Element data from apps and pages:

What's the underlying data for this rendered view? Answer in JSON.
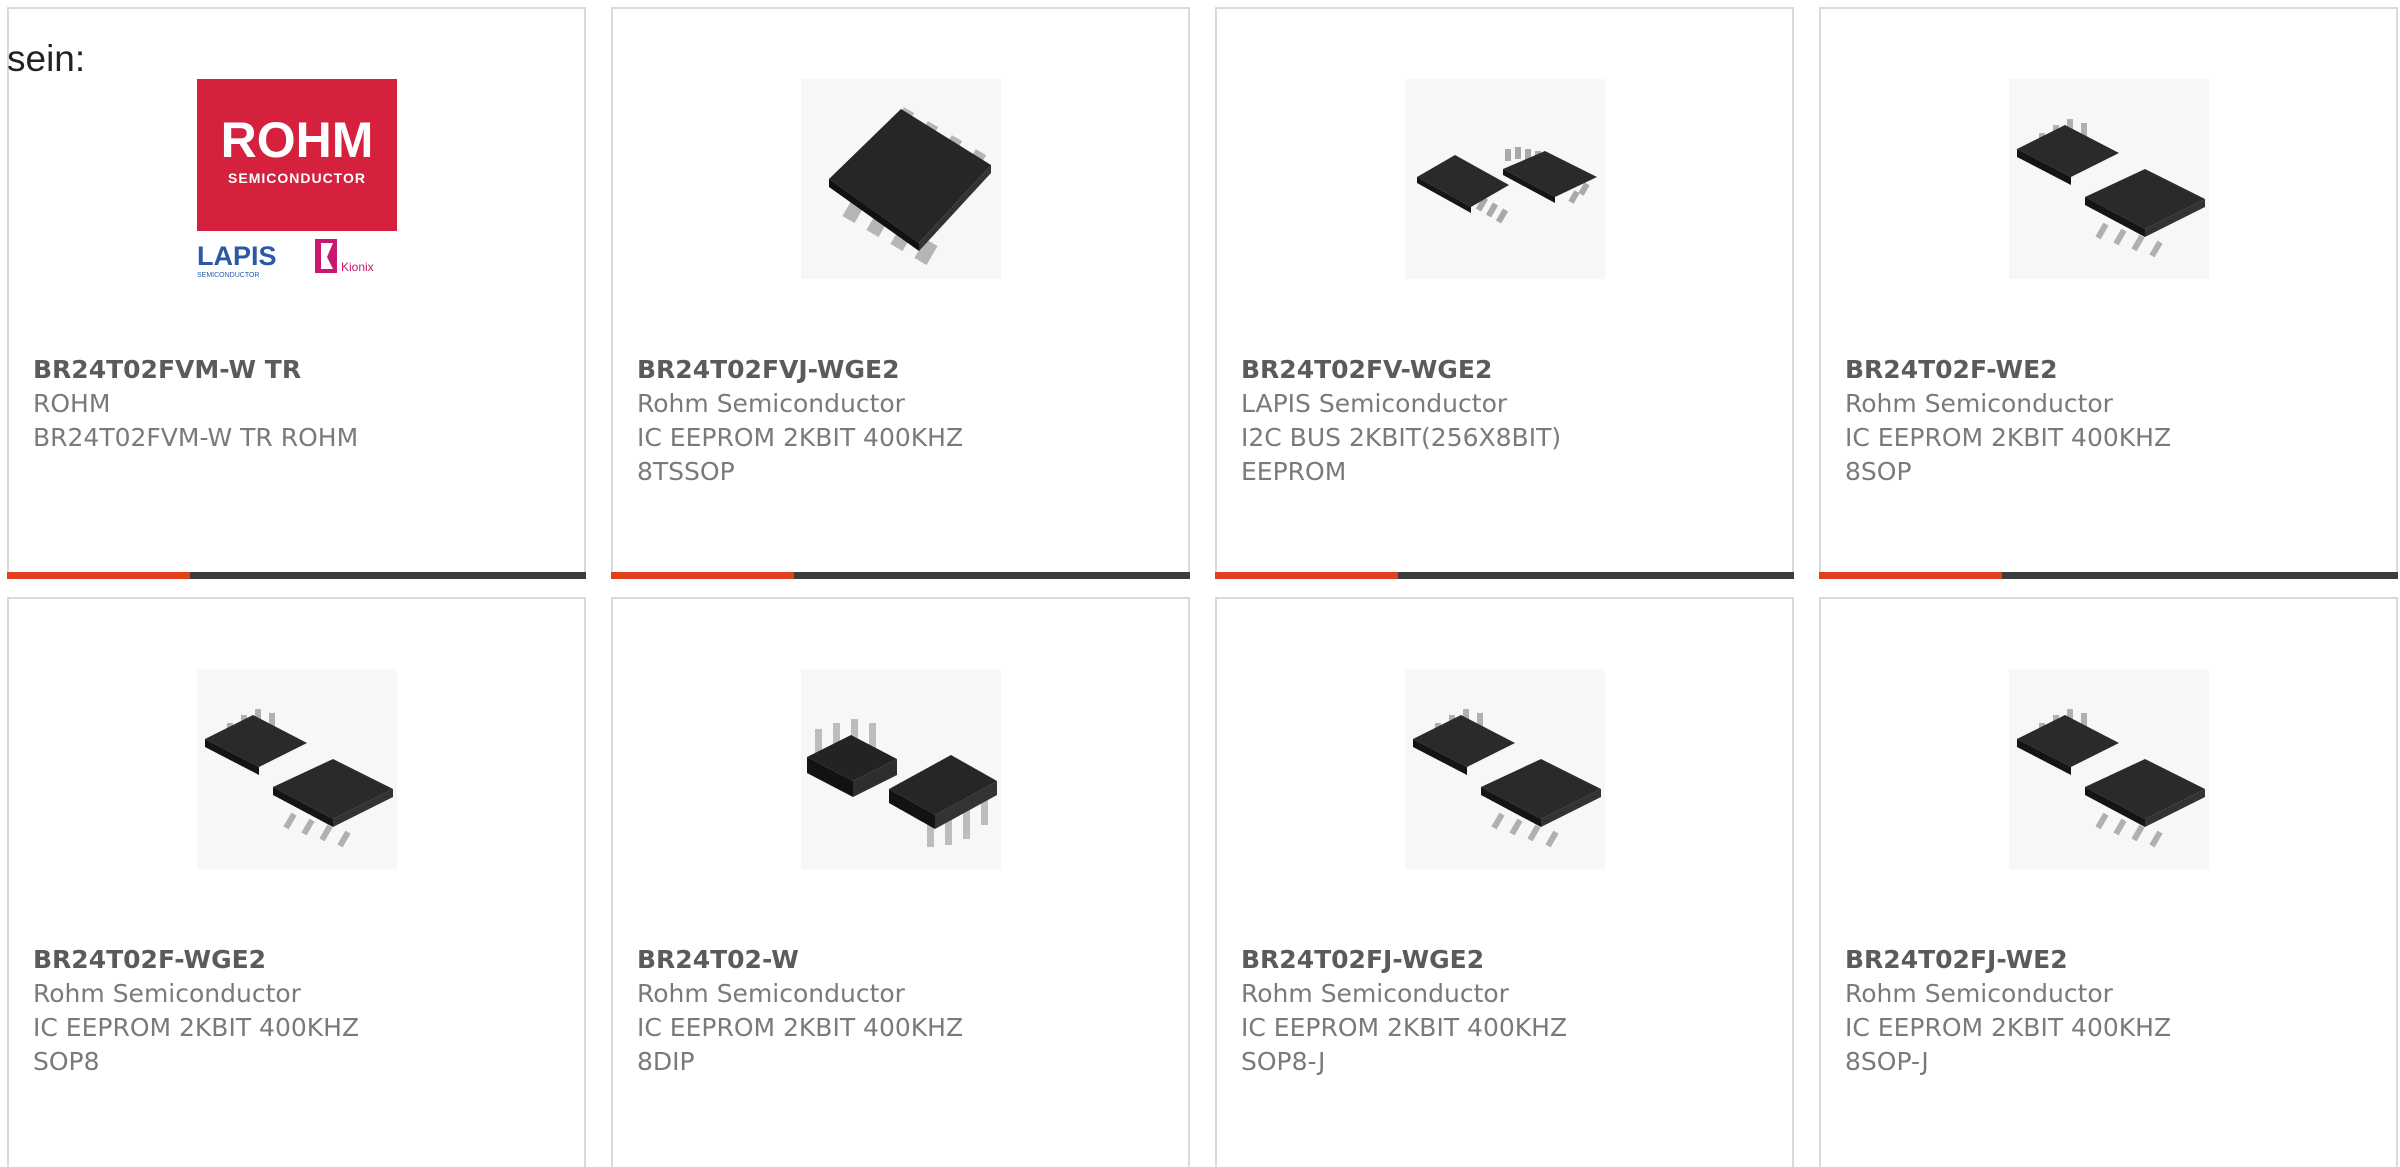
{
  "intro_text": "sein:",
  "accent_color": "#e2401c",
  "bar_color": "#3d3d3d",
  "products": [
    {
      "part": "BR24T02FVM-W TR",
      "maker": "ROHM",
      "desc": "BR24T02FVM-W TR ROHM",
      "image": "rohm-lapis-kionix-logo"
    },
    {
      "part": "BR24T02FVJ-WGE2",
      "maker": "Rohm Semiconductor",
      "desc": "IC EEPROM 2KBIT 400KHZ 8TSSOP",
      "image": "ic-tssop-chip"
    },
    {
      "part": "BR24T02FV-WGE2",
      "maker": "LAPIS Semiconductor",
      "desc": "I2C BUS 2KBIT(256X8BIT) EEPROM",
      "image": "ic-ssop-chips"
    },
    {
      "part": "BR24T02F-WE2",
      "maker": "Rohm Semiconductor",
      "desc": "IC EEPROM 2KBIT 400KHZ 8SOP",
      "image": "ic-sop-chips"
    },
    {
      "part": "BR24T02F-WGE2",
      "maker": "Rohm Semiconductor",
      "desc": "IC EEPROM 2KBIT 400KHZ SOP8",
      "image": "ic-sop-chips"
    },
    {
      "part": "BR24T02-W",
      "maker": "Rohm Semiconductor",
      "desc": "IC EEPROM 2KBIT 400KHZ 8DIP",
      "image": "ic-dip-chips"
    },
    {
      "part": "BR24T02FJ-WGE2",
      "maker": "Rohm Semiconductor",
      "desc": "IC EEPROM 2KBIT 400KHZ SOP8-J",
      "image": "ic-sop-chips"
    },
    {
      "part": "BR24T02FJ-WE2",
      "maker": "Rohm Semiconductor",
      "desc": "IC EEPROM 2KBIT 400KHZ 8SOP-J",
      "image": "ic-sop-chips"
    }
  ],
  "logo": {
    "brand_main": "ROHM",
    "brand_sub": "SEMICONDUCTOR",
    "lapis": "LAPIS",
    "lapis_sub": "SEMICONDUCTOR",
    "kionix": "Kionix"
  }
}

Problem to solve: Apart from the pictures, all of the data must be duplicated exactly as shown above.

Written solution:
What's the underlying data for this rendered view? Answer in JSON.
{
  "intro_text": "sein:",
  "accent_color": "#e2401c",
  "bar_color": "#3d3d3d",
  "products": [
    {
      "part": "BR24T02FVM-W TR",
      "maker": "ROHM",
      "desc": "BR24T02FVM-W TR ROHM",
      "image": "rohm-lapis-kionix-logo"
    },
    {
      "part": "BR24T02FVJ-WGE2",
      "maker": "Rohm Semiconductor",
      "desc": "IC EEPROM 2KBIT 400KHZ 8TSSOP",
      "image": "ic-tssop-chip"
    },
    {
      "part": "BR24T02FV-WGE2",
      "maker": "LAPIS Semiconductor",
      "desc": "I2C BUS 2KBIT(256X8BIT) EEPROM",
      "image": "ic-ssop-chips"
    },
    {
      "part": "BR24T02F-WE2",
      "maker": "Rohm Semiconductor",
      "desc": "IC EEPROM 2KBIT 400KHZ 8SOP",
      "image": "ic-sop-chips"
    },
    {
      "part": "BR24T02F-WGE2",
      "maker": "Rohm Semiconductor",
      "desc": "IC EEPROM 2KBIT 400KHZ SOP8",
      "image": "ic-sop-chips"
    },
    {
      "part": "BR24T02-W",
      "maker": "Rohm Semiconductor",
      "desc": "IC EEPROM 2KBIT 400KHZ 8DIP",
      "image": "ic-dip-chips"
    },
    {
      "part": "BR24T02FJ-WGE2",
      "maker": "Rohm Semiconductor",
      "desc": "IC EEPROM 2KBIT 400KHZ SOP8-J",
      "image": "ic-sop-chips"
    },
    {
      "part": "BR24T02FJ-WE2",
      "maker": "Rohm Semiconductor",
      "desc": "IC EEPROM 2KBIT 400KHZ 8SOP-J",
      "image": "ic-sop-chips"
    }
  ],
  "logo": {
    "brand_main": "ROHM",
    "brand_sub": "SEMICONDUCTOR",
    "lapis": "LAPIS",
    "lapis_sub": "SEMICONDUCTOR",
    "kionix": "Kionix"
  }
}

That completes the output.